fb-pixel Skip to main content

Bill to allow rent control in Mass. takes a step forward on Beacon Hill

A joint committee has recommended that the measure be approved, but there are still many hurdles to clear.

Renters' rights groups rallied outside the State House earlier this year.Lane Turner/Globe Staff/The Boston Globe

A bill that would allow rent control in Massachusetts for the first time in more than a quarter century cleared a key hurdle on Beacon Hill Friday.

The Legislature’s Joint Committee on Housing voted to recommend passage of a measure that would let cities and towns impose rent control and other tenant protections, effectively undoing a 1994 ballot measure that banned rent control in Massachusetts.

To become law, the bill would still need to move through other legislative committees, win passage from the full Legislature, and be signed by Governor Charlie Baker. But Friday’s Housing Committee vote is the furthest a rent control measure has advanced on Beacon Hill in years, advocates said, and signals growing momentum for tenant protection bills.


Last month, Massachusetts lawmakers passed what is by some measures the nation’s strongest eviction moratorium to protect renters amid the coronavirus outbreak. While the rent control push predates the pandemic, housing advocates say it has highlighted how vulnerable many people in the state are to losing their homes during an emergency or economic downturn.

“In this crisis I think everybody sees the cracks in so many systems,” said Lisa Owens, executive director of tenants advocacy group City Life/Vida Urbana. “Everyone can see how unstable our housing system is, and there’s this added pressure to do something.”

The measure’s fate is far from clear. Lawmakers have a host of issues on the agenda before their formal session ends in July, and have been voting remotely, which has slowed the legislative process. Baker signaled his opposition to the bill when it was first filed last year, saying it would hinder construction of new housing, though he has said little about it lately.

Landlord groups and some people involved with development remain staunchly opposed to the bill. Many economists argue that rent control lowers investment in housing and does little to decrease rents overall. Still, with housing costs extremely high in many cities, the concept is making something of a comeback. Oregon, California, and New York have all created or strengthened rent control measures in recent years.


Should it pass in Massachusetts, the question would then go to cities and towns, which could devise their own rent control schemes. Only Boston, Cambridge and Brookline had rent control in 1994, when voters statewide approved a ballot measure ending the policy.

Looking ahead at what could be years of difficult recovery from the coronavirus crisis and its economic fallout, Owens said allowing rent control could be a cost-effective way to help people who are struggling.

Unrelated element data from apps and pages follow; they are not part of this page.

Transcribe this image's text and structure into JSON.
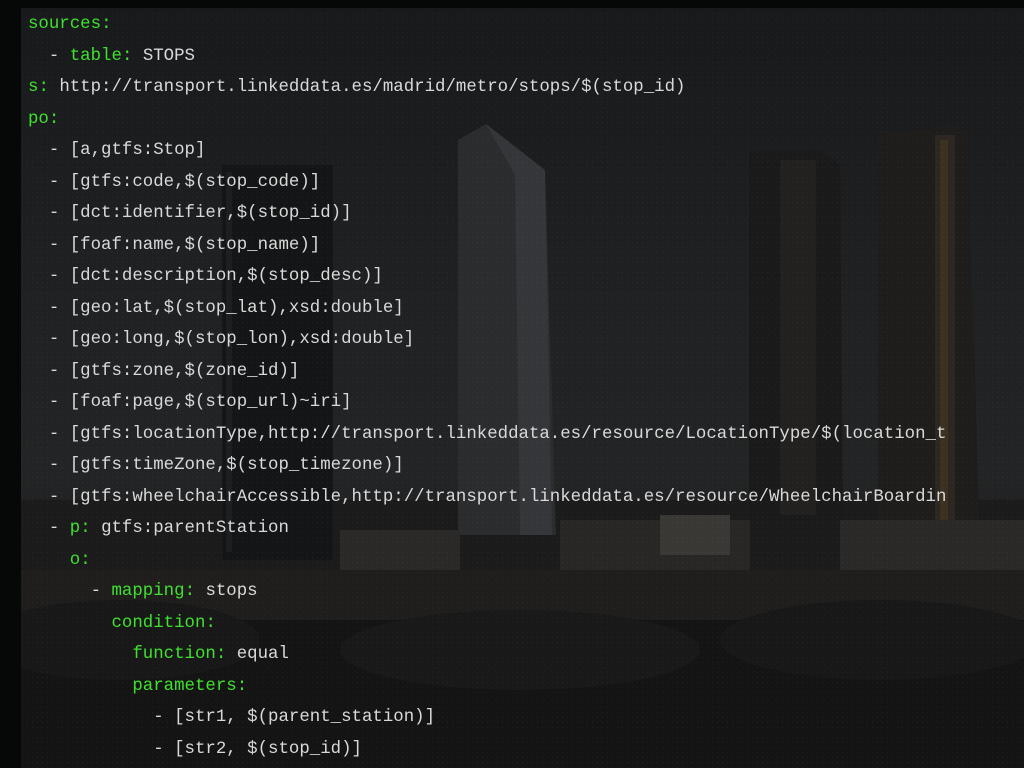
{
  "colors": {
    "key": "#3fe02f",
    "text": "#d9d9d9",
    "background": "#1f2123"
  },
  "code_lines": [
    {
      "indent": "",
      "dash": "",
      "key": "sources",
      "colon": ":",
      "value": ""
    },
    {
      "indent": "  ",
      "dash": "- ",
      "key": "table",
      "colon": ": ",
      "value": "STOPS"
    },
    {
      "indent": "",
      "dash": "",
      "key": "s",
      "colon": ": ",
      "value": "http://transport.linkeddata.es/madrid/metro/stops/$(stop_id)"
    },
    {
      "indent": "",
      "dash": "",
      "key": "po",
      "colon": ":",
      "value": ""
    },
    {
      "indent": "  ",
      "dash": "- ",
      "key": "",
      "colon": "",
      "value": "[a,gtfs:Stop]"
    },
    {
      "indent": "  ",
      "dash": "- ",
      "key": "",
      "colon": "",
      "value": "[gtfs:code,$(stop_code)]"
    },
    {
      "indent": "  ",
      "dash": "- ",
      "key": "",
      "colon": "",
      "value": "[dct:identifier,$(stop_id)]"
    },
    {
      "indent": "  ",
      "dash": "- ",
      "key": "",
      "colon": "",
      "value": "[foaf:name,$(stop_name)]"
    },
    {
      "indent": "  ",
      "dash": "- ",
      "key": "",
      "colon": "",
      "value": "[dct:description,$(stop_desc)]"
    },
    {
      "indent": "  ",
      "dash": "- ",
      "key": "",
      "colon": "",
      "value": "[geo:lat,$(stop_lat),xsd:double]"
    },
    {
      "indent": "  ",
      "dash": "- ",
      "key": "",
      "colon": "",
      "value": "[geo:long,$(stop_lon),xsd:double]"
    },
    {
      "indent": "  ",
      "dash": "- ",
      "key": "",
      "colon": "",
      "value": "[gtfs:zone,$(zone_id)]"
    },
    {
      "indent": "  ",
      "dash": "- ",
      "key": "",
      "colon": "",
      "value": "[foaf:page,$(stop_url)~iri]"
    },
    {
      "indent": "  ",
      "dash": "- ",
      "key": "",
      "colon": "",
      "value": "[gtfs:locationType,http://transport.linkeddata.es/resource/LocationType/$(location_t"
    },
    {
      "indent": "  ",
      "dash": "- ",
      "key": "",
      "colon": "",
      "value": "[gtfs:timeZone,$(stop_timezone)]"
    },
    {
      "indent": "  ",
      "dash": "- ",
      "key": "",
      "colon": "",
      "value": "[gtfs:wheelchairAccessible,http://transport.linkeddata.es/resource/WheelchairBoardin"
    },
    {
      "indent": "  ",
      "dash": "- ",
      "key": "p",
      "colon": ": ",
      "value": "gtfs:parentStation"
    },
    {
      "indent": "    ",
      "dash": "",
      "key": "o",
      "colon": ":",
      "value": ""
    },
    {
      "indent": "      ",
      "dash": "- ",
      "key": "mapping",
      "colon": ": ",
      "value": "stops"
    },
    {
      "indent": "        ",
      "dash": "",
      "key": "condition",
      "colon": ":",
      "value": ""
    },
    {
      "indent": "          ",
      "dash": "",
      "key": "function",
      "colon": ": ",
      "value": "equal"
    },
    {
      "indent": "          ",
      "dash": "",
      "key": "parameters",
      "colon": ":",
      "value": ""
    },
    {
      "indent": "            ",
      "dash": "- ",
      "key": "",
      "colon": "",
      "value": "[str1, $(parent_station)]"
    },
    {
      "indent": "            ",
      "dash": "- ",
      "key": "",
      "colon": "",
      "value": "[str2, $(stop_id)]"
    }
  ]
}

“Lots of people are going to be asking for things that cost money,” she said. “This is a no-brainer. It gives lots of people protection and it doesn’t cost anything.”

Tim Logan can be reached at timothy.logan@globe.com. Follow him on Twitter at @bytimlogan.